** What is being asked **
Filter the records below for the word "historii". Keep each line that has it.

Extracted data entries
--- START ---
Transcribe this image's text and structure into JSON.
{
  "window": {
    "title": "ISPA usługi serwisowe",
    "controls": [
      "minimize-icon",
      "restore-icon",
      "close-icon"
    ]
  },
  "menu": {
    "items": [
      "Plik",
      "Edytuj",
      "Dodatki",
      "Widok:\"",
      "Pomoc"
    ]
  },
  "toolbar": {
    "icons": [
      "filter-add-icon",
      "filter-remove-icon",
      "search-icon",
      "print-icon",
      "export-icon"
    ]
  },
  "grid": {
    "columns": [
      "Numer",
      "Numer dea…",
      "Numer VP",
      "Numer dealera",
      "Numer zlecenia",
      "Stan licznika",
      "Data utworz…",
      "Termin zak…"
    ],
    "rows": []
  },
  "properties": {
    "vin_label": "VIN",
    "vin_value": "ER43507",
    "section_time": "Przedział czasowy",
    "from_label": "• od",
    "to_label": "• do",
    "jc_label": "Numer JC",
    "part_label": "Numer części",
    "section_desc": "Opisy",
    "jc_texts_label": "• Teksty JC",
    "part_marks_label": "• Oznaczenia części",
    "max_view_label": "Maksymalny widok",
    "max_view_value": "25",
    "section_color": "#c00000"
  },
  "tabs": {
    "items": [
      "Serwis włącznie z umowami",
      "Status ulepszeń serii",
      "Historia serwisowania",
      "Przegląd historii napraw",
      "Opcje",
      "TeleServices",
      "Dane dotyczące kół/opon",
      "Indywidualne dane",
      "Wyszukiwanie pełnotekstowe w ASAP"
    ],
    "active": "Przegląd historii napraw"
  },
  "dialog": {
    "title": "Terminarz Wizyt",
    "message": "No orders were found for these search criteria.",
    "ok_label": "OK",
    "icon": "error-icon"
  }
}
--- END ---
** Result **
      "Przegląd historii napraw",
    "active": "Przegląd historii napraw"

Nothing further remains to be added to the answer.